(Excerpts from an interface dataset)
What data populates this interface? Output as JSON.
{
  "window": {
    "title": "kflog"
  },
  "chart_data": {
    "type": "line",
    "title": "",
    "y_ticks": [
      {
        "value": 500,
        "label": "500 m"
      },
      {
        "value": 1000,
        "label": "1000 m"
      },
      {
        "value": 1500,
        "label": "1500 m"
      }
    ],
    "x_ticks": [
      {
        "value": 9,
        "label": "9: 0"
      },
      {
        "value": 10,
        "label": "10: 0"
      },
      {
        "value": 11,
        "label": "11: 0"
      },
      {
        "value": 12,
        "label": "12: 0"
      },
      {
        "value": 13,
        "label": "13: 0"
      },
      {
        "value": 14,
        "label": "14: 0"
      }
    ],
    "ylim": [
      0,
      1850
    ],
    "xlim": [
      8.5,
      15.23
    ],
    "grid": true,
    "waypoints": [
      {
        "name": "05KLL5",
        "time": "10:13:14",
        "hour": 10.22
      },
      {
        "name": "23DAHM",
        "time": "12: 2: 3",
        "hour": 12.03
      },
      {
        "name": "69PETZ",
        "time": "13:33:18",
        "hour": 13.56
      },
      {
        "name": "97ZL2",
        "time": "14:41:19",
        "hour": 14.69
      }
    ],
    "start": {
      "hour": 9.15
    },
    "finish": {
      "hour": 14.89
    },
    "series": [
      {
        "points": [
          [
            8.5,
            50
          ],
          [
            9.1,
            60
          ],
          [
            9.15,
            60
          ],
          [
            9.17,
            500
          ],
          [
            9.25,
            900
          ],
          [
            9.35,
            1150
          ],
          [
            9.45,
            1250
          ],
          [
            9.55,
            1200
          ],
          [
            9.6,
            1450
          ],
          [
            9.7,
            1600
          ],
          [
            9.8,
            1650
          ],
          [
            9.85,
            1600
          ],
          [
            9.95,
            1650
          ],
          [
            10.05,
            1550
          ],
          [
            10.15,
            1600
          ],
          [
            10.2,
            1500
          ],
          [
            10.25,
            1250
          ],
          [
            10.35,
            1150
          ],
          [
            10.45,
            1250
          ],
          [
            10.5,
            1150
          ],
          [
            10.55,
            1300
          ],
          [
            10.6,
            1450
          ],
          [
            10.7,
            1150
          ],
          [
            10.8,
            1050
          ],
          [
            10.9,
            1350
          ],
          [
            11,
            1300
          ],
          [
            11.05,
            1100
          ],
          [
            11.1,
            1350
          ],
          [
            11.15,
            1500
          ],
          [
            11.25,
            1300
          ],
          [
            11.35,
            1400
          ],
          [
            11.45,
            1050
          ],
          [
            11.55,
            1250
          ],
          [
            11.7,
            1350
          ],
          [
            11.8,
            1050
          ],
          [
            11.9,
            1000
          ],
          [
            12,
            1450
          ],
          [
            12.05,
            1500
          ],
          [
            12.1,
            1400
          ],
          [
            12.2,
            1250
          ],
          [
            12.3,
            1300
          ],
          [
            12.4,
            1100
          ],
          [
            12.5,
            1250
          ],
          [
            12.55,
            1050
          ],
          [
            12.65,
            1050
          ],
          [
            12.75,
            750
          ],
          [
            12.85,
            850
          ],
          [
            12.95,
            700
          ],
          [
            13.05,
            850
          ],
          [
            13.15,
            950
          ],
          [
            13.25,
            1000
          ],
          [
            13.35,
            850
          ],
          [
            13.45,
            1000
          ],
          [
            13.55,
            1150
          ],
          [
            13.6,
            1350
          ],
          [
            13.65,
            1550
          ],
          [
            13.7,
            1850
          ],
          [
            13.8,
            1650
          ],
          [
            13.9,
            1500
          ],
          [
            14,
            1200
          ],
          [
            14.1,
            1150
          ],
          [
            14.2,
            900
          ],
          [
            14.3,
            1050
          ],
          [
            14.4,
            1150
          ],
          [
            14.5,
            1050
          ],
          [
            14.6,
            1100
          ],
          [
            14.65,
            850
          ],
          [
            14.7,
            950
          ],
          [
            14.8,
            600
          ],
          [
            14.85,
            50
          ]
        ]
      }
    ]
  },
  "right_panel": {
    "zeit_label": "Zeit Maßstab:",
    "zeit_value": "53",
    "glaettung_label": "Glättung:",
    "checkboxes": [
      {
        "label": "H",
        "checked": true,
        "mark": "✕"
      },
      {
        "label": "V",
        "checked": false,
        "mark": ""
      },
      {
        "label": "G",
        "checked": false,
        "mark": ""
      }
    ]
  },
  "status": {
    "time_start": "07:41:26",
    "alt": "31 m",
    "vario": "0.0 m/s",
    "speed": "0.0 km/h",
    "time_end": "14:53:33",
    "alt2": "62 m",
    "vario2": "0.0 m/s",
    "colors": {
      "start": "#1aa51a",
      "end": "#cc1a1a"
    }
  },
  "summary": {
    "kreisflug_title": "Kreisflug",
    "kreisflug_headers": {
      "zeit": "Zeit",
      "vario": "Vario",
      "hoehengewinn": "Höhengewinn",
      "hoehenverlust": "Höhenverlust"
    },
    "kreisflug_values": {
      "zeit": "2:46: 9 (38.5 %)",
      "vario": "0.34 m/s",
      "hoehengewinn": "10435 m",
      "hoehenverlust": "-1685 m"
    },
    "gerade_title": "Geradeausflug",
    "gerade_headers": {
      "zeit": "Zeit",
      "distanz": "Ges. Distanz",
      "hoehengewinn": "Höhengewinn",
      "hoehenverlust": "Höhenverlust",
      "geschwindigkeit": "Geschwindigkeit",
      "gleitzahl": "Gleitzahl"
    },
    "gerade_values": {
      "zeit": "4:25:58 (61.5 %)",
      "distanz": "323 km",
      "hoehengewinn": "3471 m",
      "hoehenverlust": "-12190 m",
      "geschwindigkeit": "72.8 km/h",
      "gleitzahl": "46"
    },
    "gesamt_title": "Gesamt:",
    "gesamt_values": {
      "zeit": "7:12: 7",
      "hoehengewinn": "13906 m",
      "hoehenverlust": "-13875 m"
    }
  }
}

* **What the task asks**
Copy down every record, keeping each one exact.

* **Result of this exercise**
What data populates this interface? Output as JSON.
{
  "window": {
    "title": "kflog"
  },
  "chart_data": {
    "type": "line",
    "title": "",
    "y_ticks": [
      {
        "value": 500,
        "label": "500 m"
      },
      {
        "value": 1000,
        "label": "1000 m"
      },
      {
        "value": 1500,
        "label": "1500 m"
      }
    ],
    "x_ticks": [
      {
        "value": 9,
        "label": "9: 0"
      },
      {
        "value": 10,
        "label": "10: 0"
      },
      {
        "value": 11,
        "label": "11: 0"
      },
      {
        "value": 12,
        "label": "12: 0"
      },
      {
        "value": 13,
        "label": "13: 0"
      },
      {
        "value": 14,
        "label": "14: 0"
      }
    ],
    "ylim": [
      0,
      1850
    ],
    "xlim": [
      8.5,
      15.23
    ],
    "grid": true,
    "waypoints": [
      {
        "name": "05KLL5",
        "time": "10:13:14",
        "hour": 10.22
      },
      {
        "name": "23DAHM",
        "time": "12: 2: 3",
        "hour": 12.03
      },
      {
        "name": "69PETZ",
        "time": "13:33:18",
        "hour": 13.56
      },
      {
        "name": "97ZL2",
        "time": "14:41:19",
        "hour": 14.69
      }
    ],
    "start": {
      "hour": 9.15
    },
    "finish": {
      "hour": 14.89
    },
    "series": [
      {
        "points": [
          [
            8.5,
            50
          ],
          [
            9.1,
            60
          ],
          [
            9.15,
            60
          ],
          [
            9.17,
            500
          ],
          [
            9.25,
            900
          ],
          [
            9.35,
            1150
          ],
          [
            9.45,
            1250
          ],
          [
            9.55,
            1200
          ],
          [
            9.6,
            1450
          ],
          [
            9.7,
            1600
          ],
          [
            9.8,
            1650
          ],
          [
            9.85,
            1600
          ],
          [
            9.95,
            1650
          ],
          [
            10.05,
            1550
          ],
          [
            10.15,
            1600
          ],
          [
            10.2,
            1500
          ],
          [
            10.25,
            1250
          ],
          [
            10.35,
            1150
          ],
          [
            10.45,
            1250
          ],
          [
            10.5,
            1150
          ],
          [
            10.55,
            1300
          ],
          [
            10.6,
            1450
          ],
          [
            10.7,
            1150
          ],
          [
            10.8,
            1050
          ],
          [
            10.9,
            1350
          ],
          [
            11,
            1300
          ],
          [
            11.05,
            1100
          ],
          [
            11.1,
            1350
          ],
          [
            11.15,
            1500
          ],
          [
            11.25,
            1300
          ],
          [
            11.35,
            1400
          ],
          [
            11.45,
            1050
          ],
          [
            11.55,
            1250
          ],
          [
            11.7,
            1350
          ],
          [
            11.8,
            1050
          ],
          [
            11.9,
            1000
          ],
          [
            12,
            1450
          ],
          [
            12.05,
            1500
          ],
          [
            12.1,
            1400
          ],
          [
            12.2,
            1250
          ],
          [
            12.3,
            1300
          ],
          [
            12.4,
            1100
          ],
          [
            12.5,
            1250
          ],
          [
            12.55,
            1050
          ],
          [
            12.65,
            1050
          ],
          [
            12.75,
            750
          ],
          [
            12.85,
            850
          ],
          [
            12.95,
            700
          ],
          [
            13.05,
            850
          ],
          [
            13.15,
            950
          ],
          [
            13.25,
            1000
          ],
          [
            13.35,
            850
          ],
          [
            13.45,
            1000
          ],
          [
            13.55,
            1150
          ],
          [
            13.6,
            1350
          ],
          [
            13.65,
            1550
          ],
          [
            13.7,
            1850
          ],
          [
            13.8,
            1650
          ],
          [
            13.9,
            1500
          ],
          [
            14,
            1200
          ],
          [
            14.1,
            1150
          ],
          [
            14.2,
            900
          ],
          [
            14.3,
            1050
          ],
          [
            14.4,
            1150
          ],
          [
            14.5,
            1050
          ],
          [
            14.6,
            1100
          ],
          [
            14.65,
            850
          ],
          [
            14.7,
            950
          ],
          [
            14.8,
            600
          ],
          [
            14.85,
            50
          ]
        ]
      }
    ]
  },
  "right_panel": {
    "zeit_label": "Zeit Maßstab:",
    "zeit_value": "53",
    "glaettung_label": "Glättung:",
    "checkboxes": [
      {
        "label": "H",
        "checked": true,
        "mark": "✕"
      },
      {
        "label": "V",
        "checked": false,
        "mark": ""
      },
      {
        "label": "G",
        "checked": false,
        "mark": ""
      }
    ]
  },
  "status": {
    "time_start": "07:41:26",
    "alt": "31 m",
    "vario": "0.0 m/s",
    "speed": "0.0 km/h",
    "time_end": "14:53:33",
    "alt2": "62 m",
    "vario2": "0.0 m/s",
    "colors": {
      "start": "#1aa51a",
      "end": "#cc1a1a"
    }
  },
  "summary": {
    "kreisflug_title": "Kreisflug",
    "kreisflug_headers": {
      "zeit": "Zeit",
      "vario": "Vario",
      "hoehengewinn": "Höhengewinn",
      "hoehenverlust": "Höhenverlust"
    },
    "kreisflug_values": {
      "zeit": "2:46: 9 (38.5 %)",
      "vario": "0.34 m/s",
      "hoehengewinn": "10435 m",
      "hoehenverlust": "-1685 m"
    },
    "gerade_title": "Geradeausflug",
    "gerade_headers": {
      "zeit": "Zeit",
      "distanz": "Ges. Distanz",
      "hoehengewinn": "Höhengewinn",
      "hoehenverlust": "Höhenverlust",
      "geschwindigkeit": "Geschwindigkeit",
      "gleitzahl": "Gleitzahl"
    },
    "gerade_values": {
      "zeit": "4:25:58 (61.5 %)",
      "distanz": "323 km",
      "hoehengewinn": "3471 m",
      "hoehenverlust": "-12190 m",
      "geschwindigkeit": "72.8 km/h",
      "gleitzahl": "46"
    },
    "gesamt_title": "Gesamt:",
    "gesamt_values": {
      "zeit": "7:12: 7",
      "hoehengewinn": "13906 m",
      "hoehenverlust": "-13875 m"
    }
  }
}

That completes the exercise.